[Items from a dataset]
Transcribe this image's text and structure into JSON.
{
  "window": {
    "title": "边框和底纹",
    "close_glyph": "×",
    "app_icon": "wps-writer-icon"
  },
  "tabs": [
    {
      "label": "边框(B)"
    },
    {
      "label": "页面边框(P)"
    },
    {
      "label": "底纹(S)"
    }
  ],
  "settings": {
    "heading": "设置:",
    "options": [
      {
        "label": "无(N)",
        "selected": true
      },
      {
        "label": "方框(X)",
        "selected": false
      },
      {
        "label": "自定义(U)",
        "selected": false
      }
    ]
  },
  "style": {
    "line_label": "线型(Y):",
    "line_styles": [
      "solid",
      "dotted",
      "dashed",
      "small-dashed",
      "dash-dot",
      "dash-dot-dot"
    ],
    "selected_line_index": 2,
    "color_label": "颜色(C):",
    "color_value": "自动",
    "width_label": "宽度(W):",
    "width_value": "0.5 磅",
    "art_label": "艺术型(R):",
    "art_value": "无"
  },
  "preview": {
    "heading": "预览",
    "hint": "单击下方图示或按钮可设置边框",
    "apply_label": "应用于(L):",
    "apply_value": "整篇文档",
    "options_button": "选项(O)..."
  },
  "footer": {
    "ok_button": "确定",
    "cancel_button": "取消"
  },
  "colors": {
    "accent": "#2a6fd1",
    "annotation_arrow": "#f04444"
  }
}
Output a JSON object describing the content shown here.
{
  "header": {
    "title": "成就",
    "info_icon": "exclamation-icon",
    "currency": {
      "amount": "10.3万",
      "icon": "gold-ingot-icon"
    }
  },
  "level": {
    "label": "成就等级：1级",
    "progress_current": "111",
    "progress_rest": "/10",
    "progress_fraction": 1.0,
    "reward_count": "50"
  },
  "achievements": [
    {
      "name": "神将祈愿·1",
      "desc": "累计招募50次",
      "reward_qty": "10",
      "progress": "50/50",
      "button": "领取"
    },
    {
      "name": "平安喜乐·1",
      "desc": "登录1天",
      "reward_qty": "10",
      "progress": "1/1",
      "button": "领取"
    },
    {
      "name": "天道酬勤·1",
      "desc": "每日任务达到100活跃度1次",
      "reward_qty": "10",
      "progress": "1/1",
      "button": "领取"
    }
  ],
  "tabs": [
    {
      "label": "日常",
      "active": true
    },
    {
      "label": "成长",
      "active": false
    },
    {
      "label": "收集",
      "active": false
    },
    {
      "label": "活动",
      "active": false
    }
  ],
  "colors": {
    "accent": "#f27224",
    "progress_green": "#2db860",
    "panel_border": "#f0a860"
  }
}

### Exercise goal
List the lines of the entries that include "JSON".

### Task solution
Transcribe this image's text and structure into JSON.
Output a JSON object describing the content shown here.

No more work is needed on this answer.